The firm says that some unscrupulous consultants are exaggerating the risks to company directors of increasingly complex legislation, the compensation culture, and the rise of no-win, no-fee lawyers.
“Management by fear is not the route to a safer working environment,” said SMTS Managing Director Jamie Cliffe. “Our message to directors who are faced with consultants who are clearly trying to put the fear of God into them with talk of corporate manslaughter and jail sentences is that they should show them the door, and hold their nerve.”
“The law is becoming more complex, and companies are expected to be more diligent about issues relating to safety. But the objective is not to jail responsible directors of well-managed companies who make the occasional slip up – it is targeted at cowboys and incompetents who wilfully, or carelessly, put their employees at risk.”

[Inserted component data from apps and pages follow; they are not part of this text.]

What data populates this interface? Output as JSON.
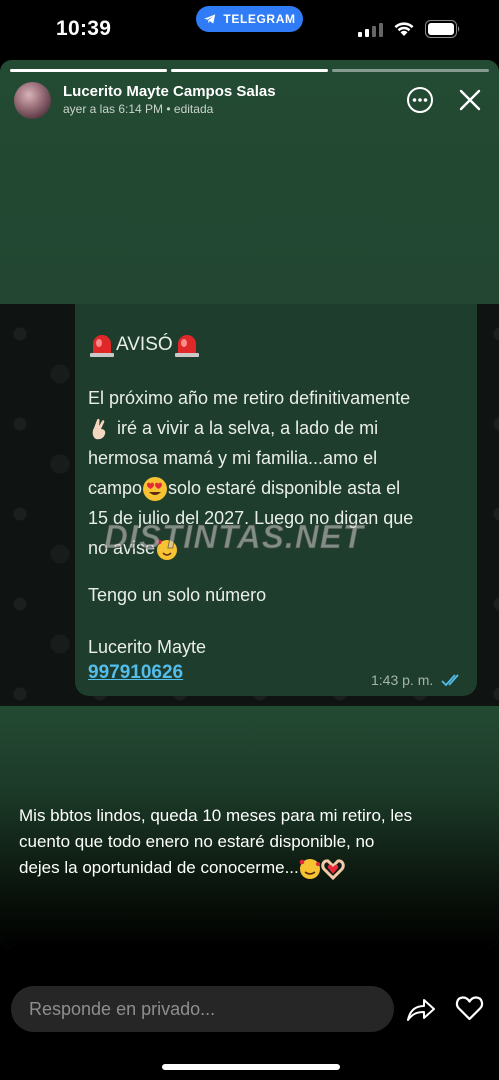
{
  "status_bar": {
    "time": "10:39",
    "pill_label": "TELEGRAM",
    "pill_icon": "telegram-plane-icon"
  },
  "story": {
    "author": "Lucerito Mayte Campos Salas",
    "meta": "ayer a las 6:14 PM • editada",
    "progress_segments": 3,
    "active_segment": 2,
    "icons": {
      "more": "more-options-icon",
      "close": "close-icon"
    }
  },
  "message": {
    "heading": "AVISÓ",
    "paragraph_lines": [
      "El próximo año me retiro definitivamente",
      "iré a vivir a la selva, a lado de mi",
      "hermosa mamá y mi familia...amo el",
      "solo estaré disponible asta el",
      "15 de julio del 2027. Luego no digan que",
      "no avise"
    ],
    "campo_word": "campo",
    "single_line": "Tengo un solo número",
    "signature": "Lucerito Mayte",
    "phone": "997910626",
    "time": "1:43 p. m.",
    "watermark": "DISTINTAS.NET"
  },
  "caption": {
    "lines": [
      "Mis bbtos lindos, queda 10 meses para mi retiro, les",
      "cuento que todo enero no estaré disponible,  no",
      "dejes la oportunidad de conocerme..."
    ]
  },
  "reply": {
    "placeholder": "Responde en privado..."
  },
  "colors": {
    "story_bg": "#224631",
    "bubble_bg": "#1f3d2c",
    "link": "#53bdeb",
    "pill": "#2f7cf6"
  }
}
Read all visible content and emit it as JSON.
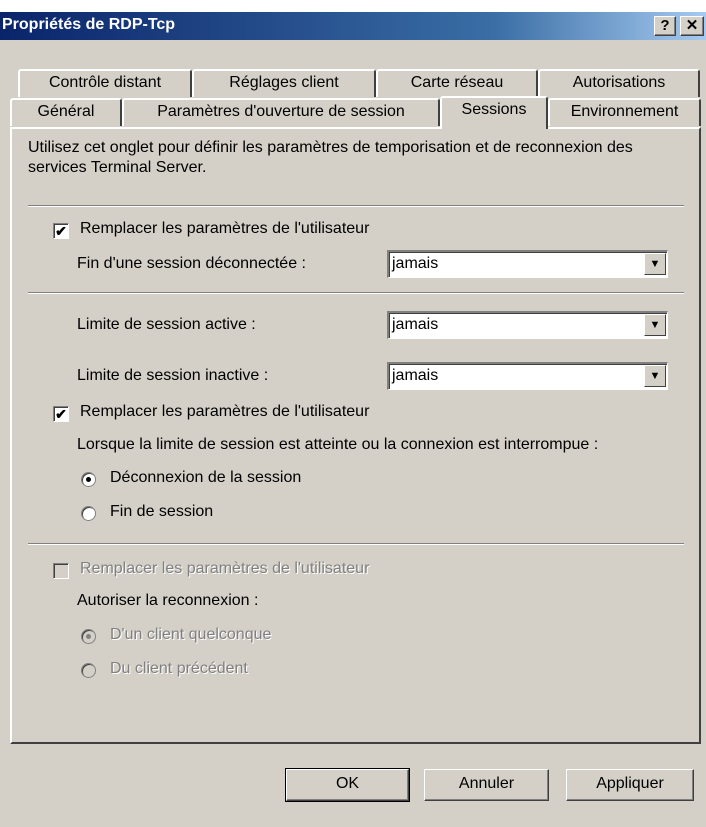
{
  "window": {
    "title": "Propriétés de RDP-Tcp",
    "help_label": "?",
    "close_label": "✕"
  },
  "tabs_back": [
    "Contrôle distant",
    "Réglages client",
    "Carte réseau",
    "Autorisations"
  ],
  "tabs_front": [
    "Général",
    "Paramètres d'ouverture de session",
    "Sessions",
    "Environnement"
  ],
  "active_tab": "Sessions",
  "panel": {
    "description": "Utilisez cet onglet pour définir les paramètres de temporisation et de reconnexion des services Terminal Server.",
    "override1": {
      "label": "Remplacer les paramètres de l'utilisateur",
      "checked": true,
      "mark": "✔"
    },
    "disconnected_label": "Fin d'une session déconnectée :",
    "disconnected_value": "jamais",
    "active_limit_label": "Limite de session active :",
    "active_limit_value": "jamais",
    "idle_limit_label": "Limite de session inactive :",
    "idle_limit_value": "jamais",
    "override2": {
      "label": "Remplacer les paramètres de l'utilisateur",
      "checked": true,
      "mark": "✔"
    },
    "limit_reached_label": "Lorsque la limite de session est atteinte ou la connexion est interrompue :",
    "radio_disconnect": {
      "label": "Déconnexion de la session",
      "checked": true
    },
    "radio_end": {
      "label": "Fin de session",
      "checked": false
    },
    "override3": {
      "label": "Remplacer les paramètres de l'utilisateur",
      "checked": false,
      "enabled": false
    },
    "reconnect_label": "Autoriser la reconnexion :",
    "radio_any_client": {
      "label": "D'un client quelconque",
      "checked": true,
      "enabled": false
    },
    "radio_prev_client": {
      "label": "Du client précédent",
      "checked": false,
      "enabled": false
    }
  },
  "buttons": {
    "ok": "OK",
    "cancel": "Annuler",
    "apply": "Appliquer"
  },
  "combo_arrow": "▼"
}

Mr Cliffe started his company three years ago after 18 years working in both health and safety, and training. The firm uses behavioural change systems, training and consultancy to help its clients lead their employees to a more positive view of health and safety at work.
“We believe that if a workforce is working well together, and communicating efficiently, then safety awareness will follow and attitudes will change for the better,” he said.
“Unfortunately, selling this concept into a company requires greater advocacy skills and technical knowledge than is required if the objective is merely to frighten the client silly with over-stated risks. Enlightened clients, who approach the issue from an informed base, are already becoming wise to the problem.
“Some of the selling messages we have come across amount to little more than ‘hire us, or you risk going to jail’, and the industry really does have to be a bit more sophisticated and grown up than that. It might work with some clients, at the moment, but in the long run people are going to see through it – and if we can help them to do so faster, we will.”
Much of the information sold by unscrupulous consultancies is available free of charge from Government agencies, or from the internet.
Mr Cliffe said that the transport industry was inherently risk laden, but that a responsible, professional and positive approach to the issue would steer most companies away from trouble.
SMTS currently employs only a dozen people, but says that figure will more than double by the end of the year on the back of work which has already been secured. The firm has offices in North Yorkshire and Hertfordshire, and covers the entire UK.